Exercise: Read the data below line by line and copy each one with "caption" in it.
*** Source data
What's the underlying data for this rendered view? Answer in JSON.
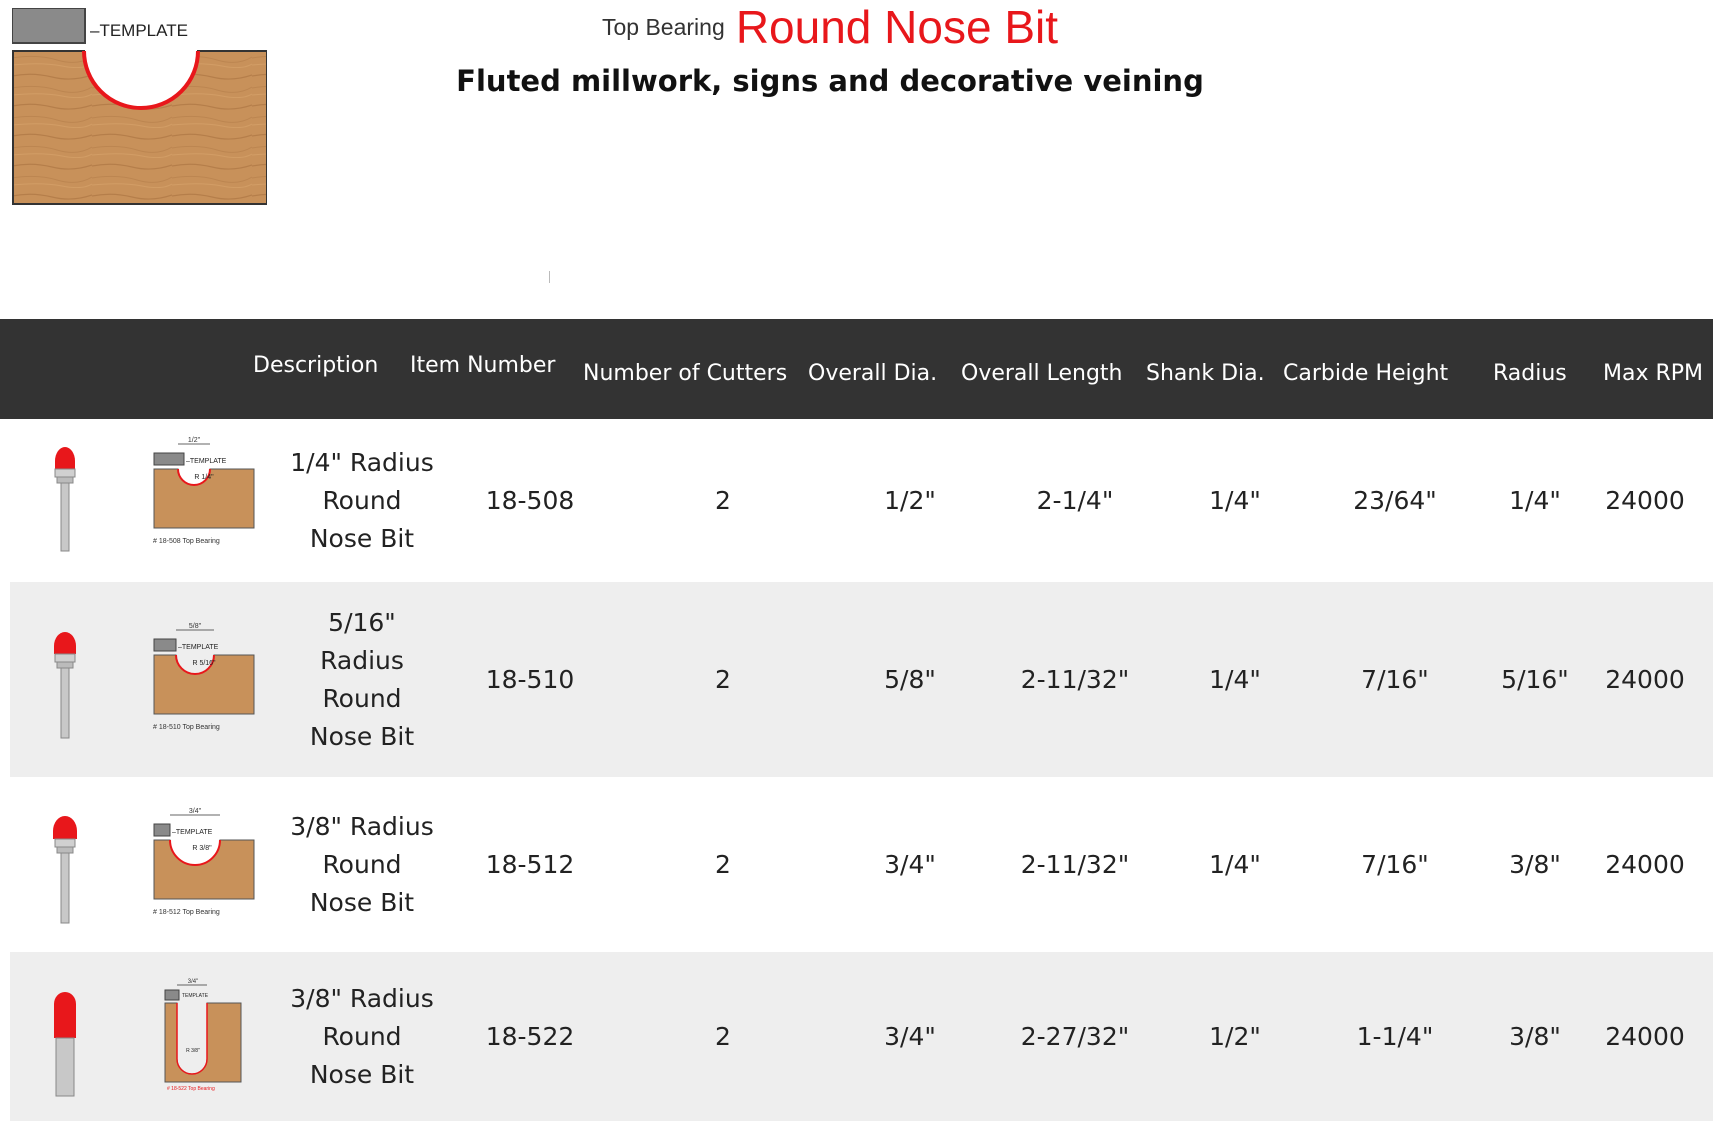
{
  "hero": {
    "template_label": "–TEMPLATE"
  },
  "header": {
    "subtitle_small": "Top Bearing",
    "title": "Round Nose Bit",
    "tagline": "Fluted millwork, signs and decorative veining"
  },
  "table": {
    "headers": [
      "Description",
      "Item Number",
      "Number of Cutters",
      "Overall Dia.",
      "Overall Length",
      "Shank Dia.",
      "Carbide Height",
      "Radius",
      "Max RPM"
    ],
    "rows": [
      {
        "description": [
          "1/4\" Radius",
          "Round",
          "Nose Bit"
        ],
        "item_number": "18-508",
        "cutters": "2",
        "overall_dia": "1/2\"",
        "overall_length": "2-1/4\"",
        "shank_dia": "1/4\"",
        "carbide_height": "23/64\"",
        "radius": "1/4\"",
        "max_rpm": "24000",
        "diagram": {
          "dim": "1/2\"",
          "template": "–TEMPLATE",
          "radius": "R 1/4\"",
          "caption": "# 18-508 Top Bearing"
        }
      },
      {
        "description": [
          "5/16\"",
          "Radius",
          "Round",
          "Nose Bit"
        ],
        "item_number": "18-510",
        "cutters": "2",
        "overall_dia": "5/8\"",
        "overall_length": "2-11/32\"",
        "shank_dia": "1/4\"",
        "carbide_height": "7/16\"",
        "radius": "5/16\"",
        "max_rpm": "24000",
        "diagram": {
          "dim": "5/8\"",
          "template": "–TEMPLATE",
          "radius": "R 5/16\"",
          "caption": "# 18-510 Top Bearing"
        }
      },
      {
        "description": [
          "3/8\" Radius",
          "Round",
          "Nose Bit"
        ],
        "item_number": "18-512",
        "cutters": "2",
        "overall_dia": "3/4\"",
        "overall_length": "2-11/32\"",
        "shank_dia": "1/4\"",
        "carbide_height": "7/16\"",
        "radius": "3/8\"",
        "max_rpm": "24000",
        "diagram": {
          "dim": "3/4\"",
          "template": "–TEMPLATE",
          "radius": "R 3/8\"",
          "caption": "# 18-512 Top Bearing"
        }
      },
      {
        "description": [
          "3/8\" Radius",
          "Round",
          "Nose Bit"
        ],
        "item_number": "18-522",
        "cutters": "2",
        "overall_dia": "3/4\"",
        "overall_length": "2-27/32\"",
        "shank_dia": "1/2\"",
        "carbide_height": "1-1/4\"",
        "radius": "3/8\"",
        "max_rpm": "24000",
        "diagram": {
          "dim": "3/4\"",
          "template": "TEMPLATE",
          "radius": "R 3/8\"",
          "caption": "# 18-522 Top Bearing"
        }
      }
    ]
  },
  "colors": {
    "accent_red": "#e8171b",
    "header_bg": "#333333",
    "row_alt": "#eeeeee",
    "wood": "#c8915a"
  }
}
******
Response area:
          "caption": "# 18-508 Top Bearing"
          "caption": "# 18-510 Top Bearing"
          "caption": "# 18-512 Top Bearing"
          "caption": "# 18-522 Top Bearing"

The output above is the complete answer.